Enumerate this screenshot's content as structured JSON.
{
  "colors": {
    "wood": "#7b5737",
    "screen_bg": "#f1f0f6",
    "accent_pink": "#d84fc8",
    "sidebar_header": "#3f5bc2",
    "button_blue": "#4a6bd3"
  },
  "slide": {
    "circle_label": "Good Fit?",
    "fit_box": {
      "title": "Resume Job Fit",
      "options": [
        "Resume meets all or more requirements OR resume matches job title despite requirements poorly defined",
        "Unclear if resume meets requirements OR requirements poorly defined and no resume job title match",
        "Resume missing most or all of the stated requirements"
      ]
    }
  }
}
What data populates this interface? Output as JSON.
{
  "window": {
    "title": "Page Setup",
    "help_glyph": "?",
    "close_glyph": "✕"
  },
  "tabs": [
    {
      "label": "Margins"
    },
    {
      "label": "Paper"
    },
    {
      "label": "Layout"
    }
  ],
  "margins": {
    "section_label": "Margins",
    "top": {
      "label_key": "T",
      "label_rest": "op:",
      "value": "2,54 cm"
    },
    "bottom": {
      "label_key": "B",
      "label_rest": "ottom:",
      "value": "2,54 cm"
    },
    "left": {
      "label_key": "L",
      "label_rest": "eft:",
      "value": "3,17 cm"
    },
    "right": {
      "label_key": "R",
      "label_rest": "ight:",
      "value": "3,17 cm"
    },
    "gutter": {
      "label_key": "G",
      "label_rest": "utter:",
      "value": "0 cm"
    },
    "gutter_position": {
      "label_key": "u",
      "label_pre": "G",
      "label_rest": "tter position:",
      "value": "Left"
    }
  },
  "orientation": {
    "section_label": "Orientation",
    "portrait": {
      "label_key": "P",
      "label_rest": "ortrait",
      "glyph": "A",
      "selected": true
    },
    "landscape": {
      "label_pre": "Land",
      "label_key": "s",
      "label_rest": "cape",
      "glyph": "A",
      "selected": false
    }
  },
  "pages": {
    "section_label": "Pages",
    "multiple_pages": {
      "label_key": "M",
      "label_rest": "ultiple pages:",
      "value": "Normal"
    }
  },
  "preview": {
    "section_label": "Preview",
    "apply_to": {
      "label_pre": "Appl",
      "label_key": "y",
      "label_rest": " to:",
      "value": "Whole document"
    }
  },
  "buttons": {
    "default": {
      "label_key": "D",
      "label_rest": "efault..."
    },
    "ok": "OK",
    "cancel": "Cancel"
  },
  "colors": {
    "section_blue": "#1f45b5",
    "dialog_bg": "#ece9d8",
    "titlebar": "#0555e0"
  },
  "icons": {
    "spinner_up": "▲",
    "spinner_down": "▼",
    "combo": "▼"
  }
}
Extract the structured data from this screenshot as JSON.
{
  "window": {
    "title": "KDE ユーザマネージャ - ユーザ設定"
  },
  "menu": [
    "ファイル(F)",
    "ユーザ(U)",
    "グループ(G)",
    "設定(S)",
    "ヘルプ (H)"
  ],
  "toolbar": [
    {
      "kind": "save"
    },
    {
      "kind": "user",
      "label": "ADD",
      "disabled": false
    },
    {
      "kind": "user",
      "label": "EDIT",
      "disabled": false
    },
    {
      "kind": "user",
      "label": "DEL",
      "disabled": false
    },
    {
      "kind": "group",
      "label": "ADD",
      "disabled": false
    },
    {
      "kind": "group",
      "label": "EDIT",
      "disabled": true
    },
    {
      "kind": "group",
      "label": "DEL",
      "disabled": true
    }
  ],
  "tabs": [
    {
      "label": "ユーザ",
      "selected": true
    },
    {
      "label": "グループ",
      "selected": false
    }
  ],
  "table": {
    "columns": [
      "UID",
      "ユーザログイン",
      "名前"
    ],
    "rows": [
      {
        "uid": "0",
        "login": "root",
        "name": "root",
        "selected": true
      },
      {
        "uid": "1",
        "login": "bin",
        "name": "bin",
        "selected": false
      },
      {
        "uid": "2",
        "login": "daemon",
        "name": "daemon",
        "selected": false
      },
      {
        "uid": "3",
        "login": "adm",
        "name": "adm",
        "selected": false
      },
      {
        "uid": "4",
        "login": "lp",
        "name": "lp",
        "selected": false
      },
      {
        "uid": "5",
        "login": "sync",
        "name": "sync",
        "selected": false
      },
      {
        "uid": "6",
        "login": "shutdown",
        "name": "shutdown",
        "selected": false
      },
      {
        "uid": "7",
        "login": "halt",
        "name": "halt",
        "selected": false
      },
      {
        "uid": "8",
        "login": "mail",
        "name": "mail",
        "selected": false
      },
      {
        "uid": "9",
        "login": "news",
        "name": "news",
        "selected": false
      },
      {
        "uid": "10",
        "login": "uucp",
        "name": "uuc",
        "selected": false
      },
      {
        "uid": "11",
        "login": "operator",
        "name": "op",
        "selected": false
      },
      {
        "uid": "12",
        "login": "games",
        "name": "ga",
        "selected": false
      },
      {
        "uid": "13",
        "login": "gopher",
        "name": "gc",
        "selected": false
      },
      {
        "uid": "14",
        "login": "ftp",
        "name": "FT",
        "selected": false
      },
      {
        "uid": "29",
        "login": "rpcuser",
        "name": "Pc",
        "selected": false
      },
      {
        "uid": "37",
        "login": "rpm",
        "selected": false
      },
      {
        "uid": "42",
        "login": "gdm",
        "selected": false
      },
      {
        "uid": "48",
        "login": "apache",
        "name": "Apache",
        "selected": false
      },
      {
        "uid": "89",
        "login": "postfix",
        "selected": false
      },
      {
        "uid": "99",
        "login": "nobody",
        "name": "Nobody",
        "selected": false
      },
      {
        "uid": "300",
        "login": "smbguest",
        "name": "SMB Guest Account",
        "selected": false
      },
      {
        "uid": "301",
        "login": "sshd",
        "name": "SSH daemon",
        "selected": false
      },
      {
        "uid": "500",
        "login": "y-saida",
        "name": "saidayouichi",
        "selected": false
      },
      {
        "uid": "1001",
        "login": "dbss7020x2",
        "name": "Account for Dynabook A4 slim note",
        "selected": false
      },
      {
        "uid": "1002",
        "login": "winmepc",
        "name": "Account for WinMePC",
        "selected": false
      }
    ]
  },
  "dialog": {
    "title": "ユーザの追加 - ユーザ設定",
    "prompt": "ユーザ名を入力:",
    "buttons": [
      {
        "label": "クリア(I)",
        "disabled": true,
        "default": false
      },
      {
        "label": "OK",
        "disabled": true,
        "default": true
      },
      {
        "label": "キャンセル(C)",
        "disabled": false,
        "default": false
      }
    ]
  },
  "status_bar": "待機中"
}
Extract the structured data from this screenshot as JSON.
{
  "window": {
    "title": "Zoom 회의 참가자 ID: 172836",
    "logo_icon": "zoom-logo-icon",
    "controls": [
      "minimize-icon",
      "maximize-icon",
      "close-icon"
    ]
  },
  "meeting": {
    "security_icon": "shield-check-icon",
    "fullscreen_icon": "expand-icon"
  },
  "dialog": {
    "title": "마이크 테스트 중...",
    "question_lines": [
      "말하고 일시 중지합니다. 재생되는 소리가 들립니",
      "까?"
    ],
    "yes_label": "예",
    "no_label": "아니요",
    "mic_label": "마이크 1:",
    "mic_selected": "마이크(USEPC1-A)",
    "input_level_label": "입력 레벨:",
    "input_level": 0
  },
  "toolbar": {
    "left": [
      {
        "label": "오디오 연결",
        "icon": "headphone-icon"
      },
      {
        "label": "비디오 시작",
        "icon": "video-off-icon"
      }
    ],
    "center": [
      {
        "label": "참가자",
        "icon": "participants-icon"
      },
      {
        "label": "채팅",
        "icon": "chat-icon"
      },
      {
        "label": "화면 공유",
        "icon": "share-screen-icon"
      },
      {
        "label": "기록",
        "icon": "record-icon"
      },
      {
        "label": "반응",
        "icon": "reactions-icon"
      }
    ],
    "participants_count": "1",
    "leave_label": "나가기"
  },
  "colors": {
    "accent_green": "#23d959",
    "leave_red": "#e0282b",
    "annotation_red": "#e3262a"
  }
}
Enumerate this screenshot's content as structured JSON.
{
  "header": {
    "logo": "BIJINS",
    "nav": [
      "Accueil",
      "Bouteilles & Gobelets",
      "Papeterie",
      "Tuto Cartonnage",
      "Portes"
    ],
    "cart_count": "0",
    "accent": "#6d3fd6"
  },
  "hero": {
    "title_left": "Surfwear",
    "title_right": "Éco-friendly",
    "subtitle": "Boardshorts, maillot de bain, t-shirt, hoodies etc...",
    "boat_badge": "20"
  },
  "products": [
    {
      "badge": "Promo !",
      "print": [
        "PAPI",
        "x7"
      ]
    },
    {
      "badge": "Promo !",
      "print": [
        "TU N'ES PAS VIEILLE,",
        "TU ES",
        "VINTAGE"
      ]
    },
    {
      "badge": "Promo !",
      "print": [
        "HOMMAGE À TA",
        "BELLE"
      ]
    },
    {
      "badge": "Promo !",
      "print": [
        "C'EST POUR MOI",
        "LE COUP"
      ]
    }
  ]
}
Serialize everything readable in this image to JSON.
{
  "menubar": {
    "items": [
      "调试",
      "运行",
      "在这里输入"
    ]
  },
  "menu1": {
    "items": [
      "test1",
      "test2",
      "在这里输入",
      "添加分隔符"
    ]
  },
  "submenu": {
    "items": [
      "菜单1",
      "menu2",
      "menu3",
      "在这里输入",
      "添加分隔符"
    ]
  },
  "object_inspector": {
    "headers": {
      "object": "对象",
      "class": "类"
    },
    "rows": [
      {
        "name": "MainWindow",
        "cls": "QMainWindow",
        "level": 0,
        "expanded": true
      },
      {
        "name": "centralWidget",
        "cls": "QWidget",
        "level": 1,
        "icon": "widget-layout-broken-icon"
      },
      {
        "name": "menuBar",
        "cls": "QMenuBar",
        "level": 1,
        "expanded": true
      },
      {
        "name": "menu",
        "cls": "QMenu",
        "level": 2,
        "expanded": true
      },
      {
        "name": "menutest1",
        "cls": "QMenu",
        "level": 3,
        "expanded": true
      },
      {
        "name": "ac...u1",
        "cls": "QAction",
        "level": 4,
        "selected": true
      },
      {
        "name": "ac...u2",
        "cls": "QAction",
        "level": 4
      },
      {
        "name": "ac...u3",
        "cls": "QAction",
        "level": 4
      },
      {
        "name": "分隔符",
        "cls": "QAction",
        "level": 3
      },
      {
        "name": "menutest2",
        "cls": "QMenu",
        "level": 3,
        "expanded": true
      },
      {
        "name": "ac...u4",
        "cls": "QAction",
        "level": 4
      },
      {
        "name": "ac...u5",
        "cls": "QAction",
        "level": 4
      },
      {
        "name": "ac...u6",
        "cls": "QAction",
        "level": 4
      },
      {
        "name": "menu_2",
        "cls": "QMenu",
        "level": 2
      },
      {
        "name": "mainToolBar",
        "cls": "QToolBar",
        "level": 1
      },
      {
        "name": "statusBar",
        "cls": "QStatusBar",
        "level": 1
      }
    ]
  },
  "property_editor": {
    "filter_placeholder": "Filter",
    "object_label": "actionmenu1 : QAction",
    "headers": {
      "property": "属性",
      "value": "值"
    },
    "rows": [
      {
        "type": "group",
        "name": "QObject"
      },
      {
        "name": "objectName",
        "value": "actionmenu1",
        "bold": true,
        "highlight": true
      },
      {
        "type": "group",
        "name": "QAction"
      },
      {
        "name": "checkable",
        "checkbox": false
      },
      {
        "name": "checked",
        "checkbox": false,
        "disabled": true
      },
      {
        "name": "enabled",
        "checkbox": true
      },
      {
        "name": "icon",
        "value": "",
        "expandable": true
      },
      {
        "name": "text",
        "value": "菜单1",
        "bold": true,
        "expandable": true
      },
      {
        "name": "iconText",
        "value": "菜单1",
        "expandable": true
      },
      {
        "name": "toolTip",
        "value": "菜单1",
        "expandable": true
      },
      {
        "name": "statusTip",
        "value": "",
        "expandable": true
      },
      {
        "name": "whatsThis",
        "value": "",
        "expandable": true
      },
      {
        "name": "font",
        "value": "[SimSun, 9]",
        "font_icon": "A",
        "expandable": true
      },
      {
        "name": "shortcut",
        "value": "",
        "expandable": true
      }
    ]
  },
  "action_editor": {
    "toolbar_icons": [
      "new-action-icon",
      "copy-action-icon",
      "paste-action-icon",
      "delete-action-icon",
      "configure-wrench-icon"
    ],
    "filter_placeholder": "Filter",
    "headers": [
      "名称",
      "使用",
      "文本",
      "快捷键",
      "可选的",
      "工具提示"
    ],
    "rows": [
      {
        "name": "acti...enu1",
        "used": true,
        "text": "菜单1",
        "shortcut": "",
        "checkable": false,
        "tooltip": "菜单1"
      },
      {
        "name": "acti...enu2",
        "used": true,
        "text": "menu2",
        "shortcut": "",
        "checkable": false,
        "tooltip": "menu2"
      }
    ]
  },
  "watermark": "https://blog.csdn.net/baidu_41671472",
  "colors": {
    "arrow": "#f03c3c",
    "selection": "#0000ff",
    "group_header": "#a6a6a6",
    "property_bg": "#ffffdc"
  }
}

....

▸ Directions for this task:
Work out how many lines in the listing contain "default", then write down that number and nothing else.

▸ Expected answer:
4